Hence, I believe that on some occasions, the child may be exhibiting egocentric speech for practice purposes as I described.

At other times it is a phenomenon generated by the syncretistic thought processes, as Piaget conceives of it.

And still at other times, egocentric speech may be the "tip of the iceberg" providing us with a fleeting glimpse of speech being internalized to become verbal thought as Vygotsky suggests.

Speaking of the thought processes, there is another major difference between Piaget and Vygotsky. Piaget stresses that concepts must be developed first, before speech can be mapped on to it to attain meaning.

Vygotsky suggested that speech can be used to create concepts.

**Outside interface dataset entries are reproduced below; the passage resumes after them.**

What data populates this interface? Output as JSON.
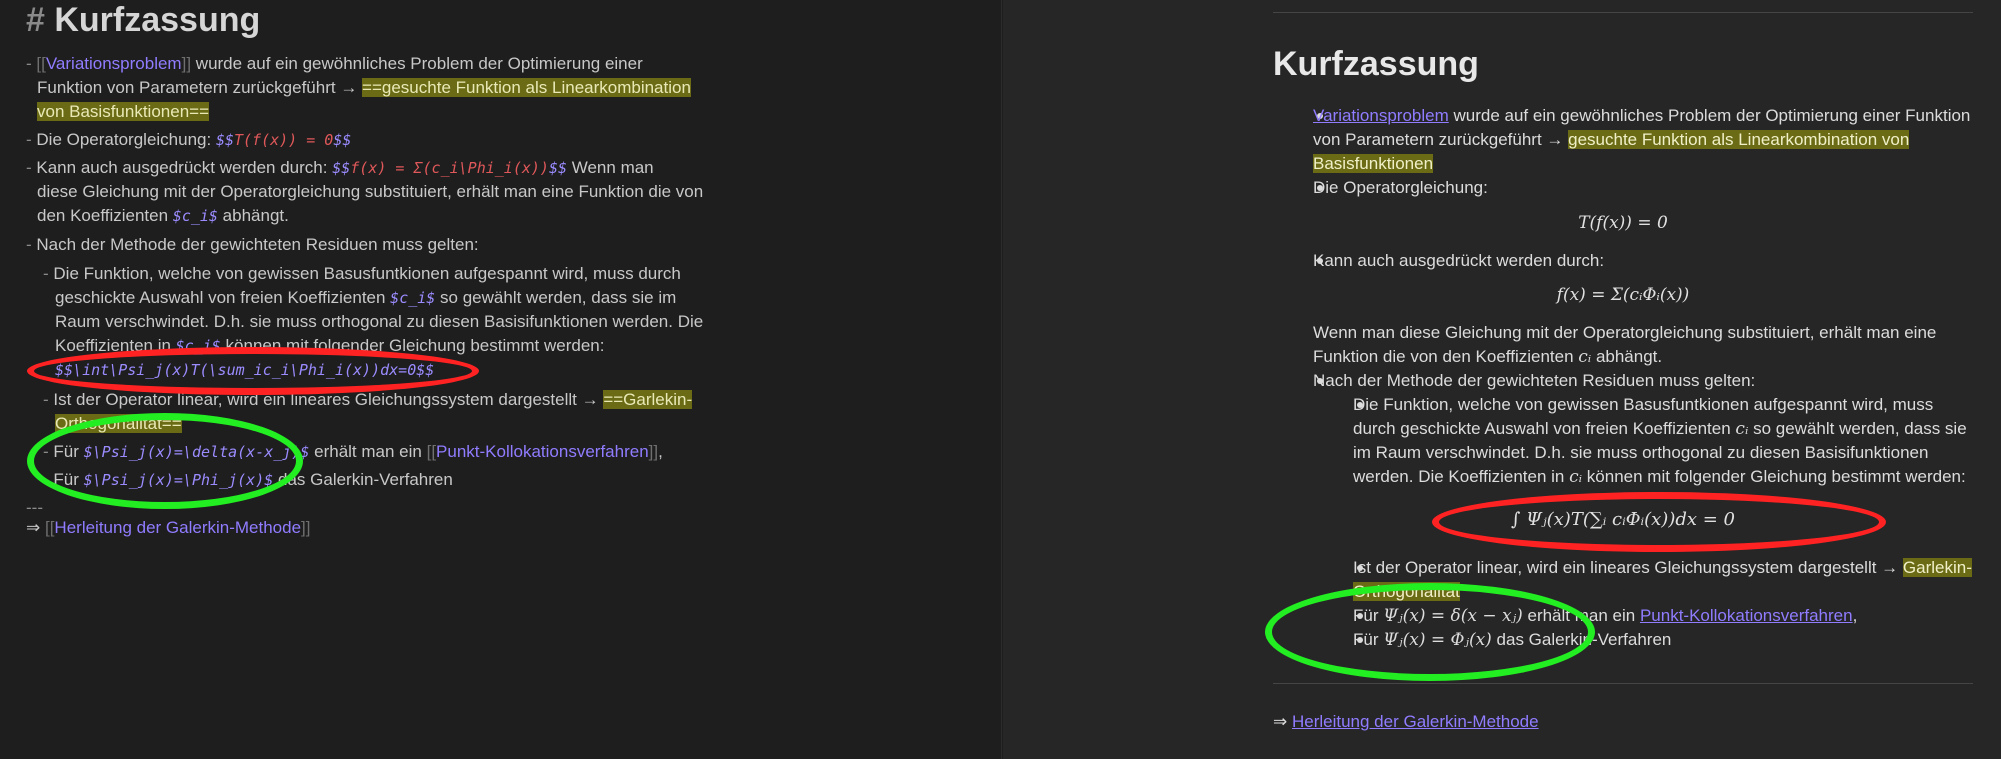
{
  "editor": {
    "heading_marker": "# ",
    "heading": "Kurfzassung",
    "bullet": "- ",
    "item1": {
      "link": "Variationsproblem",
      "text_a": " wurde auf ein gewöhnliches Problem der Optimierung einer",
      "text_b": "Funktion von Parametern zurückgeführt → ",
      "highlight_a": "==gesuchte Funktion als Linearkombination",
      "highlight_b": "von Basisfunktionen=="
    },
    "item2": {
      "text": "Die Operatorgleichung: ",
      "math_open": "$$",
      "math": "T(f(x)) = 0",
      "math_close": "$$"
    },
    "item3": {
      "text_a": "Kann auch ausgedrückt werden durch: ",
      "math_open": "$$",
      "math": "f(x) = Σ(c_i\\Phi_i(x))",
      "math_close": "$$",
      "text_b": " Wenn man",
      "text_c": "diese Gleichung mit der Operatorgleichung substituiert, erhält man eine Funktion die von",
      "text_d": "den Koeffizienten ",
      "math_inline": "$c_i$",
      "text_e": " abhängt."
    },
    "item4": {
      "text": "Nach der Methode der gewichteten Residuen muss gelten:"
    },
    "sub1": {
      "text_a": "Die Funktion, welche von gewissen Basusfuntkionen aufgespannt wird, muss durch",
      "text_b": "geschickte Auswahl von freien Koeffizienten ",
      "math_inline": "$c_i$",
      "text_c": " so gewählt werden, dass sie im",
      "text_d": "Raum verschwindet. D.h. sie muss orthogonal zu diesen Basisifunktionen werden. Die",
      "text_e": "Koeffizienten in ",
      "text_f": " können mit folgender Gleichung bestimmt werden:",
      "math_block": "$$\\int\\Psi_j(x)T(\\sum_ic_i\\Phi_i(x))dx=0$$"
    },
    "sub2": {
      "text_a": "Ist der Operator linear, wird ein lineares Gleichungssystem dargestellt → ",
      "highlight_a": "==Garlekin-",
      "highlight_b": "Orthogonalität=="
    },
    "sub3": {
      "text_a": "Für ",
      "math": "$\\Psi_j(x)=\\delta(x-x_j)$",
      "text_b": " erhält man ein ",
      "link": "Punkt-Kollokationsverfahren",
      "text_c": ","
    },
    "sub4": {
      "text_a": "Für ",
      "math": "$\\Psi_j(x)=\\Phi_j(x)$",
      "text_b": " das Galerkin-Verfahren"
    },
    "hr": "---",
    "footer_arrow": "⇒ ",
    "footer_link": "Herleitung der Galerkin-Methode",
    "link_open": "[[",
    "link_close": "]]"
  },
  "reading": {
    "heading": "Kurfzassung",
    "item1": {
      "link": "Variationsproblem",
      "text_a": " wurde auf ein gewöhnliches Problem der Optimierung einer Funktion",
      "text_b": "von Parametern zurückgeführt → ",
      "highlight_a": "gesuchte Funktion als Linearkombination von",
      "highlight_b": "Basisfunktionen"
    },
    "item2": {
      "text": "Die Operatorgleichung:",
      "formula": "T(f(x)) = 0"
    },
    "item3": {
      "text": "Kann auch ausgedrückt werden durch:",
      "formula": "f(x) = Σ(cᵢΦᵢ(x))",
      "para_a": "Wenn man diese Gleichung mit der Operatorgleichung substituiert, erhält man eine",
      "para_b": "Funktion die von den Koeffizienten ",
      "para_sym": "cᵢ",
      "para_c": " abhängt."
    },
    "item4": {
      "text": "Nach der Methode der gewichteten Residuen muss gelten:"
    },
    "sub1": {
      "text_a": "Die Funktion, welche von gewissen Basusfuntkionen aufgespannt wird, muss",
      "text_b": "durch geschickte Auswahl von freien Koeffizienten ",
      "sym": "cᵢ",
      "text_c": " so gewählt werden, dass sie",
      "text_d": "im Raum verschwindet. D.h. sie muss orthogonal zu diesen Basisifunktionen",
      "text_e": "werden. Die Koeffizienten in ",
      "text_f": " können mit folgender Gleichung bestimmt werden:",
      "formula": "∫ Ψⱼ(x)T(∑ᵢ cᵢΦᵢ(x))dx = 0"
    },
    "sub2": {
      "text_a": "Ist der Operator linear, wird ein lineares Gleichungssystem dargestellt → ",
      "highlight_a": "Garlekin-",
      "highlight_b": "Orthogonalität"
    },
    "sub3": {
      "text_a": "Für ",
      "formula": "Ψⱼ(x) = δ(x − xⱼ)",
      "text_b": " erhält man ein ",
      "link": "Punkt-Kollokationsverfahren",
      "text_c": ","
    },
    "sub4": {
      "text_a": "Für ",
      "formula": "Ψⱼ(x) = Φⱼ(x)",
      "text_b": " das Galerkin-Verfahren"
    },
    "footer_arrow": "⇒ ",
    "footer_link": "Herleitung der Galerkin-Methode"
  },
  "annotations": {
    "red": "#ff2222",
    "green": "#22ee22"
  }
}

Simply stated Piaget stresses concept development before speech. Vygotsky urges the use of speech to develop concepts. Again, I don't believe it is an either or situation. Both aspects deserve our consideration and research suggests the child does both simultaneously.

Piaget describes four qualitatively different periods or stages of intellectual growth, which we pass through.

According to Piaget these stages can not be skipped, although some researchers disagree with this.

But Piaget does say that the time schedule for passing through the stages can be facilitated by experience.

Piaget also notes that there is no guarantee that an individual will pass through all of the stages. In most cases (not all) it takes formal instruction in high school and college to break into the highest stage.

I do know a grandmother, however, who never finished the 6th grade. She reads vehemently, nevertheless, and has a vast reserve of concepts which helps her to see the world in as many dimensions as a college graduate.

Piaget's four stages of intellectual development are:


Sensory-Motor Stage (0 - 2 years): This is analogous to Kephart's Motor Stage. It is a non-linguistic time of life, but it is a mighty busy time as the child prepares for the advent of language.

During this period very many basic concepts about the world are acquired; and indeed, some in particular are essential to the development of language.